### REQUIREMENT
In the records that follow, find each line containing "JSON" and copy it.

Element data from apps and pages
-*-

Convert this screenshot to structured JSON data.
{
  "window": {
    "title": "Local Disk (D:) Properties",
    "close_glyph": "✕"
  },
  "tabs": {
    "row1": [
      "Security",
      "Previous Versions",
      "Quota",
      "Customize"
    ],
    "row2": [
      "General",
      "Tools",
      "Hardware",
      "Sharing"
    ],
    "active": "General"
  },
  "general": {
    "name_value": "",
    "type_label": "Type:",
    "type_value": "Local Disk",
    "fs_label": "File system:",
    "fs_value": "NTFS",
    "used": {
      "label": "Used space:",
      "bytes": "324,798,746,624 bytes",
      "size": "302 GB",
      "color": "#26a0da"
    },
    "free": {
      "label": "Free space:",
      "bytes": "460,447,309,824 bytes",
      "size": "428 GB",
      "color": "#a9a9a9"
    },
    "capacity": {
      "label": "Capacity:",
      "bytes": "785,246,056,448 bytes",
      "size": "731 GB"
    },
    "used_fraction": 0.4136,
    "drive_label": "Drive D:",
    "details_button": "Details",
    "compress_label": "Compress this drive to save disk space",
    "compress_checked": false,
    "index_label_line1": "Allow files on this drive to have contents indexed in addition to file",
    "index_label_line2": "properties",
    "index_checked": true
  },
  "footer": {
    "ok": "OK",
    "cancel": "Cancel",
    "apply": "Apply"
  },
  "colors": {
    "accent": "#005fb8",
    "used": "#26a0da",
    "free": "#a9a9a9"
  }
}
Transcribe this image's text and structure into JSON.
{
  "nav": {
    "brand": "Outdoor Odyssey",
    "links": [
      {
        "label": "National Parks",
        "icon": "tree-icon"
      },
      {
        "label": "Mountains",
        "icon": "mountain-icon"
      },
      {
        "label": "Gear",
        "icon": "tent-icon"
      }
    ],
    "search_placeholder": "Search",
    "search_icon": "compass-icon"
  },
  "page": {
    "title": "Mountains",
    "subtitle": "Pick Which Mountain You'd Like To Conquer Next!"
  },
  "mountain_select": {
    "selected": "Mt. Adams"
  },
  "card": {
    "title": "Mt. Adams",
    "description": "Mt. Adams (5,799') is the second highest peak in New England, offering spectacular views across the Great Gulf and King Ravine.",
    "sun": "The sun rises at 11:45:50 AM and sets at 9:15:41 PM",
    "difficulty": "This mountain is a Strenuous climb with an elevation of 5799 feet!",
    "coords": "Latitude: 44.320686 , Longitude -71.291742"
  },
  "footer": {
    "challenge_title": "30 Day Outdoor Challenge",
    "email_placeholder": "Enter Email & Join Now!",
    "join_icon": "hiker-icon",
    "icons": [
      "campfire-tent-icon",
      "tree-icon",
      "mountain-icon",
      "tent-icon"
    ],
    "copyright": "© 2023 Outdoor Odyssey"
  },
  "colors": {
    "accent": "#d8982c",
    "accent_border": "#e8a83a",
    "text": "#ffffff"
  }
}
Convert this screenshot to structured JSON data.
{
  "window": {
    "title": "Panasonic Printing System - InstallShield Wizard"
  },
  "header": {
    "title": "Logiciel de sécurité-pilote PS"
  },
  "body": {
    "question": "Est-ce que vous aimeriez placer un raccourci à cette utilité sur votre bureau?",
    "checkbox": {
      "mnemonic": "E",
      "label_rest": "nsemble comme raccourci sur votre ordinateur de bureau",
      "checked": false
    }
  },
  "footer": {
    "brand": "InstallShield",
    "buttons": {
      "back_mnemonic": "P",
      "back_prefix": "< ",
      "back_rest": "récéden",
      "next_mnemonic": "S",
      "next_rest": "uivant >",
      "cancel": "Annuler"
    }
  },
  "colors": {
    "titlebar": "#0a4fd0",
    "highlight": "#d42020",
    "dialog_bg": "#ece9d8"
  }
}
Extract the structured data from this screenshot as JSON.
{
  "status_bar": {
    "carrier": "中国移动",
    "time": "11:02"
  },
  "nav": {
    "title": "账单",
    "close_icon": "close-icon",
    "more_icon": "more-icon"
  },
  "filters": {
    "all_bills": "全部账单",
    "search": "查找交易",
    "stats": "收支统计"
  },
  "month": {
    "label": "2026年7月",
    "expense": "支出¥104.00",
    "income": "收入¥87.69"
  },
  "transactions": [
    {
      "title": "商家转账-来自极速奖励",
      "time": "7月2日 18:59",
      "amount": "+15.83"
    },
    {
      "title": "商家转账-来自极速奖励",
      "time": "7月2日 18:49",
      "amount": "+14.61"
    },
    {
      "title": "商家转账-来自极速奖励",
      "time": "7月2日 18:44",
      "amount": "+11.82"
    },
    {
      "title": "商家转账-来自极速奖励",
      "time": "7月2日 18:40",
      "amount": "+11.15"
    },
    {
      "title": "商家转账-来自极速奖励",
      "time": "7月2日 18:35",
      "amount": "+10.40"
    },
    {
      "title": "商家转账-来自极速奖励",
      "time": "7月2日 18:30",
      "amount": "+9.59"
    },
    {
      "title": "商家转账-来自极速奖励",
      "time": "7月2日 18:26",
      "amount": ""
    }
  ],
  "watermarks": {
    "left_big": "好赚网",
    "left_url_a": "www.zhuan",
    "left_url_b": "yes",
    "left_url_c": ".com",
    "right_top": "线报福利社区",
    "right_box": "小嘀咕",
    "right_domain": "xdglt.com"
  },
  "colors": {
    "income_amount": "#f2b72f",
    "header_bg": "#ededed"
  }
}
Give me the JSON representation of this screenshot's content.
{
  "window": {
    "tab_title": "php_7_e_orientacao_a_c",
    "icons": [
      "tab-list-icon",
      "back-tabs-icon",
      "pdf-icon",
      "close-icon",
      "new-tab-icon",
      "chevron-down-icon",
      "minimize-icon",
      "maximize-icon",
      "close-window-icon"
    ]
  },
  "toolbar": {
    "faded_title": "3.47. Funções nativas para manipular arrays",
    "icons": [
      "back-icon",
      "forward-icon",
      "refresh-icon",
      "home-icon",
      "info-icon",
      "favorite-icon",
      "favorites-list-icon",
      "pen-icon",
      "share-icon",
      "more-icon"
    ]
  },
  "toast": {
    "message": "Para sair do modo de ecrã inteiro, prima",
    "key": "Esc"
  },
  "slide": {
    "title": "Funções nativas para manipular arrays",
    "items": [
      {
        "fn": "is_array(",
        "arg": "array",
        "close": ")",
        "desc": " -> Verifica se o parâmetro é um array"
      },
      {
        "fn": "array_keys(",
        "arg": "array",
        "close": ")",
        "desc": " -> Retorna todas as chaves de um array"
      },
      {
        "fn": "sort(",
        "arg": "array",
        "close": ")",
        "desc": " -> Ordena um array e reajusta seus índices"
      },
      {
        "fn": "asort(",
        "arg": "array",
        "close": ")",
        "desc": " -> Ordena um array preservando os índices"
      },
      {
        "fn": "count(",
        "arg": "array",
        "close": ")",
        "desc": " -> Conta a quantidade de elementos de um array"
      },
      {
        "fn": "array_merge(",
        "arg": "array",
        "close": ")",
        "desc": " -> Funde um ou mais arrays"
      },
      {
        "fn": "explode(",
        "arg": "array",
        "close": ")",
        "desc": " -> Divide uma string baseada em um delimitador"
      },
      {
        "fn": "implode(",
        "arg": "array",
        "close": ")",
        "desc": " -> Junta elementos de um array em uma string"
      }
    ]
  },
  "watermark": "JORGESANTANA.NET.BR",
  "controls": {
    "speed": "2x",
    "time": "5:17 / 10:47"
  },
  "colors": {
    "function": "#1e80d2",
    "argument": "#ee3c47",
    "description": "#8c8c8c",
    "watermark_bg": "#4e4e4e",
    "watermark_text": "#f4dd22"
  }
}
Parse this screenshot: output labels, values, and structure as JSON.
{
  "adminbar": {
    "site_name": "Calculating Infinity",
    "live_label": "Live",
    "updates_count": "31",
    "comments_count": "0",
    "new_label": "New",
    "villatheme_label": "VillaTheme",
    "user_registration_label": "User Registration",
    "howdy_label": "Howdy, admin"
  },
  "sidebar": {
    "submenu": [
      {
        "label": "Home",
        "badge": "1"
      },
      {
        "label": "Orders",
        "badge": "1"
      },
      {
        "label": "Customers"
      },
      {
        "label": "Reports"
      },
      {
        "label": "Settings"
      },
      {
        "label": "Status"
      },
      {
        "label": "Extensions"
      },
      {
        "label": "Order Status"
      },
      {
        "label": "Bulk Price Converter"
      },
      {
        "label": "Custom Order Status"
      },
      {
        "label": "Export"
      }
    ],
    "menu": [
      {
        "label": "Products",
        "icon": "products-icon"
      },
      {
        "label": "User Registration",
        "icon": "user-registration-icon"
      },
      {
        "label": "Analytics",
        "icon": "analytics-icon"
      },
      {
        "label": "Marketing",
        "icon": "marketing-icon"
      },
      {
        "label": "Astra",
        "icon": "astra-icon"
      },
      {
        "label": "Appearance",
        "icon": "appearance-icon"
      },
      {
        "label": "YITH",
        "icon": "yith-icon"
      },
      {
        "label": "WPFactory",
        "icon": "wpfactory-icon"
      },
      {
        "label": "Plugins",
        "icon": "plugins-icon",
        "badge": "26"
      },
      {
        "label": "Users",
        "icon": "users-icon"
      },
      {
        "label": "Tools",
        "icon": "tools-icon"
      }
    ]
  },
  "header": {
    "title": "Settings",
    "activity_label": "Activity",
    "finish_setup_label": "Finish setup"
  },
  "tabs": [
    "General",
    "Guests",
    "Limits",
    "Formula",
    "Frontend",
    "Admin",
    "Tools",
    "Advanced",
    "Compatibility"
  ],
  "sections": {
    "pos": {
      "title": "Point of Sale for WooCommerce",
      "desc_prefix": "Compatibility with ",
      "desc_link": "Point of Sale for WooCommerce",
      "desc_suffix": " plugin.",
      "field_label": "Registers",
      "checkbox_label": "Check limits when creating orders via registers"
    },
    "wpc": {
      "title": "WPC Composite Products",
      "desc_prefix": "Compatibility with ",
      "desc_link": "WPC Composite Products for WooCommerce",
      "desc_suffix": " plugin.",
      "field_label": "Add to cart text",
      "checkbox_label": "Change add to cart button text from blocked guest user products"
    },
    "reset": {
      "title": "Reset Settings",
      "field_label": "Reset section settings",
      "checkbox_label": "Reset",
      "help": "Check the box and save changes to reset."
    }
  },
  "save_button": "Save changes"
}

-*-

### WRITTEN RESPONSE
Convert this screenshot to structured JSON data.
Transcribe this image's text and structure into JSON.
Convert this screenshot to structured JSON data.
Extract the structured data from this screenshot as JSON.
Give me the JSON representation of this screenshot's content.
Parse this screenshot: output labels, values, and structure as JSON.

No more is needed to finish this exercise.